The big ponds definitely had more predators; but, they also had substantially more food. In fact, the ponds had so much food that a single frog-parent (in this case the male) was able to handle the tadpoles all by himself – a single parent family arrangement was all that was necessary to raise the next generation. In contrast, the waters held by the bromeliads averaged only about 24 milliliters in volume, far too little to hold ample provisions for a startup tadpole.
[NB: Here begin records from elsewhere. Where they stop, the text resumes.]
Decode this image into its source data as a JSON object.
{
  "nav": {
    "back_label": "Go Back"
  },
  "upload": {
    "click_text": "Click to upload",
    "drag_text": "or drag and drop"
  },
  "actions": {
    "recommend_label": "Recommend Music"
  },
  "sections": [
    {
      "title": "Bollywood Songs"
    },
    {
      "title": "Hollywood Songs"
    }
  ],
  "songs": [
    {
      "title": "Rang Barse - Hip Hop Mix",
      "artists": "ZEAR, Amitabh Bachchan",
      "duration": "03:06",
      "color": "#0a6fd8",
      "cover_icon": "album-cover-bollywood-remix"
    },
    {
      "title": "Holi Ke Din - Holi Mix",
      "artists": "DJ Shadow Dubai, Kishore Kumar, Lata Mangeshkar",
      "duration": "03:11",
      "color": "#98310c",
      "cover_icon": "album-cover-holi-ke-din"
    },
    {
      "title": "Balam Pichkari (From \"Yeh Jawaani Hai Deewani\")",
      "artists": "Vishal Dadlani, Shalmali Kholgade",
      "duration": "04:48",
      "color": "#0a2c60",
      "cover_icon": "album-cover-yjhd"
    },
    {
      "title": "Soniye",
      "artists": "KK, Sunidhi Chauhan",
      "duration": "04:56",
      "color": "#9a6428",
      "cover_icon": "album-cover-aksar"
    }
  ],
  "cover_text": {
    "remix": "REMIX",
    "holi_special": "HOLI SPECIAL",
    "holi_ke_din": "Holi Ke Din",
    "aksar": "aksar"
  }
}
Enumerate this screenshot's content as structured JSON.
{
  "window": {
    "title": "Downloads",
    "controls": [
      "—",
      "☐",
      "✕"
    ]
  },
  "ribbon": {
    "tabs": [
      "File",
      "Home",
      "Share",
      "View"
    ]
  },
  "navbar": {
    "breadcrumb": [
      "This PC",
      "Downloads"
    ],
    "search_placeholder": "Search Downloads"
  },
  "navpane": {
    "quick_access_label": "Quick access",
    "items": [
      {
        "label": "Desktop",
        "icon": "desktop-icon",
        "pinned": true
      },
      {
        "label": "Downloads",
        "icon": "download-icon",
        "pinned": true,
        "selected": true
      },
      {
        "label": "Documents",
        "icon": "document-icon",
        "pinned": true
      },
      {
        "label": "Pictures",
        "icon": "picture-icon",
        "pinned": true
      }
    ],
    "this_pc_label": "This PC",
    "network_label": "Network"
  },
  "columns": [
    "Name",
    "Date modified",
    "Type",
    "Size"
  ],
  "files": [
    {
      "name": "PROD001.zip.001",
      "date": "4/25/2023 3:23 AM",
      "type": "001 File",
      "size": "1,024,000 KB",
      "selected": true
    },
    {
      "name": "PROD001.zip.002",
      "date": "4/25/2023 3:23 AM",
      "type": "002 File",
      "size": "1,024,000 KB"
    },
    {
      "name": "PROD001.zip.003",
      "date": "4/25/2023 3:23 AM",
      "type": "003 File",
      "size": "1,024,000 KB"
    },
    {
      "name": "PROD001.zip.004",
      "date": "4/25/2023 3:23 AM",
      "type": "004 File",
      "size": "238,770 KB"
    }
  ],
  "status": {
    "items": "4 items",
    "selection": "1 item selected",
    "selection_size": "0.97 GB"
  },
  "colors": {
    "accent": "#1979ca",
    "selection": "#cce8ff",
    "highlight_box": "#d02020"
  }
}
In order to maintain their newly acquired safe housing, the mimic dart frogs had to adapt a new tactic.

Male mimic dart frogs had previously evolved the capacity to both transport and guard young tadpoles, but having moved to the suburbs, the females needed to help-out with feeding; rearing had become too difficult a task for the males to handle on their own. If they were to ensure the survival of their young, the days of leaving dad to care for the kids were over – monogamy was the best option. Unlike males, female mimic darts have the ability to produce eggs. To do their part, mom frogs adopted a strategy called trophic egg feeding, a practice in which they lay unfertilized eggs in the bromeliad pools for the tadpoles to eat.

An absolutely amazing video of this monogamous behavior was recorded by the BBC during the dissertation work of Jason Brown. Jason was the lead author of the cited paper, and the mimic dart footage was included in the David Attenborough narrated documentary “Life in Cold Blood.”

This is awesome footage:

Brown, J., Morales, V., & Summers, K. (2010). A Key Ecological Trait Drove the Evolution of Biparental Care and Monogamy in an Amphibian The American Naturalist, 175 (4), 436-446 DOI: 10.1086/650727

Saturday, March 6, 2010

Ecographica is a Finalist: Conservation or Geosciences

Research Blogging Awards 2010 Finalist

I just received an email from Research Blogging requesting my votes for 2010’s best blog awards…

Working through the nominees, I was surprised to discover that Ecographica was selected as a finalist in the Conservation and Geosciences category – I had no idea!

My thanks to the readers and judges for supporting this blog!!!!

Since January of 2009, Ecographica has contributed 109 research related posts to Research Blogging. Vertebrate Proxies of Climate Change has been the most popular of the research postings; it reviews/summarizes some of the ways in which vertebrates can be used to study shifting climates.

Thanks again!